> INPUT FOR THIS TASK:
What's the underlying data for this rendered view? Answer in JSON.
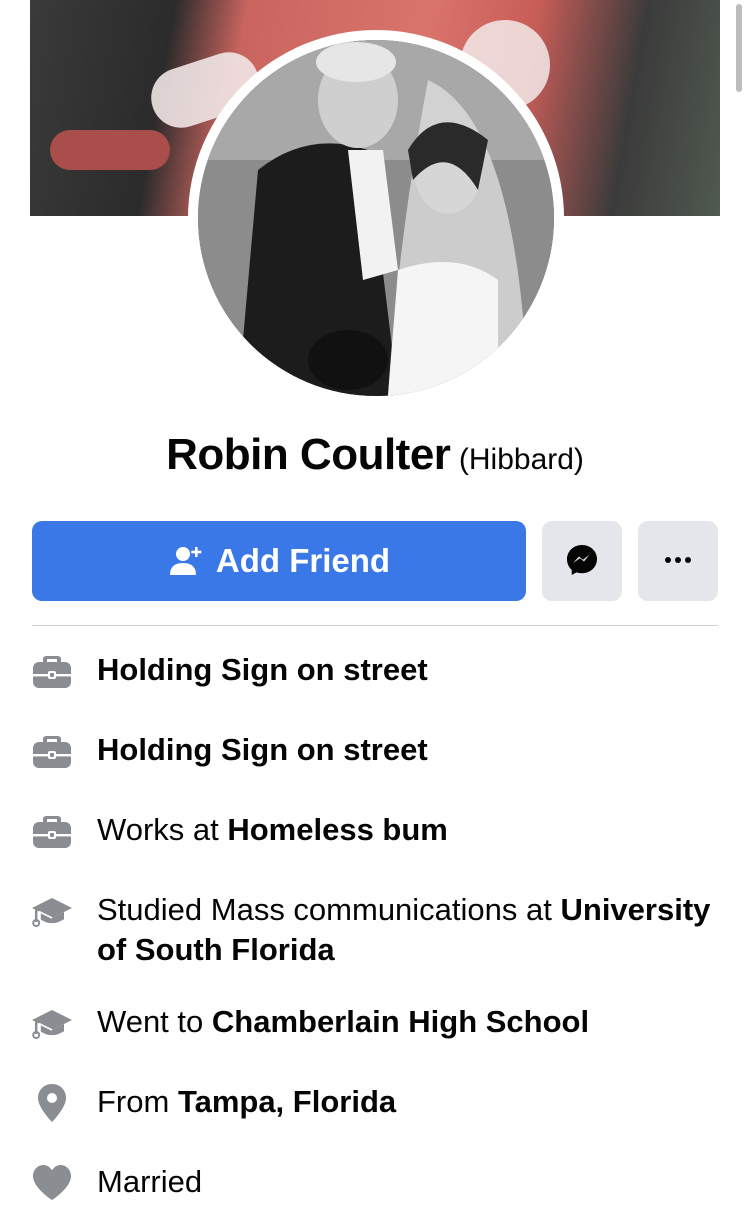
{
  "profile": {
    "name": "Robin Coulter",
    "alternate_name": "(Hibbard)"
  },
  "actions": {
    "add_friend_label": "Add Friend",
    "messenger_icon": "messenger-icon",
    "more_icon": "more-dots-icon"
  },
  "details": [
    {
      "icon": "briefcase-icon",
      "prefix": "",
      "bold": "Holding Sign on street"
    },
    {
      "icon": "briefcase-icon",
      "prefix": "",
      "bold": "Holding Sign on street"
    },
    {
      "icon": "briefcase-icon",
      "prefix": "Works at ",
      "bold": "Homeless bum"
    },
    {
      "icon": "graduation-cap-icon",
      "prefix": "Studied Mass communications at ",
      "bold": "University of South Florida"
    },
    {
      "icon": "graduation-cap-icon",
      "prefix": "Went to ",
      "bold": "Chamberlain High School"
    },
    {
      "icon": "location-pin-icon",
      "prefix": "From ",
      "bold": "Tampa, Florida"
    },
    {
      "icon": "heart-icon",
      "prefix": "",
      "bold": "",
      "plain": "Married"
    }
  ],
  "colors": {
    "primary_button": "#3b78e7",
    "secondary_button": "#e4e6eb",
    "icon_gray": "#8a8d91"
  }
}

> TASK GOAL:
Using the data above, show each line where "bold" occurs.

> THE ANSWER:
      "bold": "Holding Sign on street"
      "bold": "Holding Sign on street"
      "bold": "Homeless bum"
      "bold": "University of South Florida"
      "bold": "Chamberlain High School"
      "bold": "Tampa, Florida"
      "bold": "",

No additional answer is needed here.